▶ **WHAT IS NEEDED**
If a line in the records contains the string "chevron", show that line.

▶ **App and web page records**
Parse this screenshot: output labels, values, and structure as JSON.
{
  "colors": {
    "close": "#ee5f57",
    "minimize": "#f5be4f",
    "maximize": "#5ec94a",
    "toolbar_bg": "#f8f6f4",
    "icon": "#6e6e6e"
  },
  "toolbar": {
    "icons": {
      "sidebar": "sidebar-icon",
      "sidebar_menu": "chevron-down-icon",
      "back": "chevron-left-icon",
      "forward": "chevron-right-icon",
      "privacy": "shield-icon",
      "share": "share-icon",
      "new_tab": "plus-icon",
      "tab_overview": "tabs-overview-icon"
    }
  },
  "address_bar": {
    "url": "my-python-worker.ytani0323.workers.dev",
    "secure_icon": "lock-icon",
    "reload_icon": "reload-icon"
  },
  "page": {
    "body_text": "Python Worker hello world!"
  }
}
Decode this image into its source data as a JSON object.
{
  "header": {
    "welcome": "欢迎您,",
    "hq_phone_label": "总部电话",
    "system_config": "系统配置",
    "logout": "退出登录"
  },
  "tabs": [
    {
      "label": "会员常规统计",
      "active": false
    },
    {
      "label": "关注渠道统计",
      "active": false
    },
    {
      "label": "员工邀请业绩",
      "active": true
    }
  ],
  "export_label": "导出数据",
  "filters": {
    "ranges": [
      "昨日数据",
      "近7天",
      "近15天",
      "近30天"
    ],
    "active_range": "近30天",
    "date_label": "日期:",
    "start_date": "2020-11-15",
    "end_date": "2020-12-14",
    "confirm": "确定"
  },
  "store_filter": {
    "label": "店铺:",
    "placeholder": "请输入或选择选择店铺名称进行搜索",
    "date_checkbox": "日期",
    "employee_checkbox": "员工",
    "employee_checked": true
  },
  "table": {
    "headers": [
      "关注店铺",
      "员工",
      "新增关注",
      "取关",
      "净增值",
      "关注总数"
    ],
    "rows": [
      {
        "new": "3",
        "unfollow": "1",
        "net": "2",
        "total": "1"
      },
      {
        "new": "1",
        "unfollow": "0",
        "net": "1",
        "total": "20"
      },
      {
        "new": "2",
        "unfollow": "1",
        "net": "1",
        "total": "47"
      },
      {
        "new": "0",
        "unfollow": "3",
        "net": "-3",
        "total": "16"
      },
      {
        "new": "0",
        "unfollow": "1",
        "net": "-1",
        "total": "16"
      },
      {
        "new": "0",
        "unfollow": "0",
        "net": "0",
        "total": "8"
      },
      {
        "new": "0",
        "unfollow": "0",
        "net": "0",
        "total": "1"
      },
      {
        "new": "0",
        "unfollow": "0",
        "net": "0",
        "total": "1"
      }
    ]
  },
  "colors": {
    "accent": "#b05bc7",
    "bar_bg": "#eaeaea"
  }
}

▶ **TASK SOLUTION**
      "sidebar_menu": "chevron-down-icon",
      "back": "chevron-left-icon",
      "forward": "chevron-right-icon",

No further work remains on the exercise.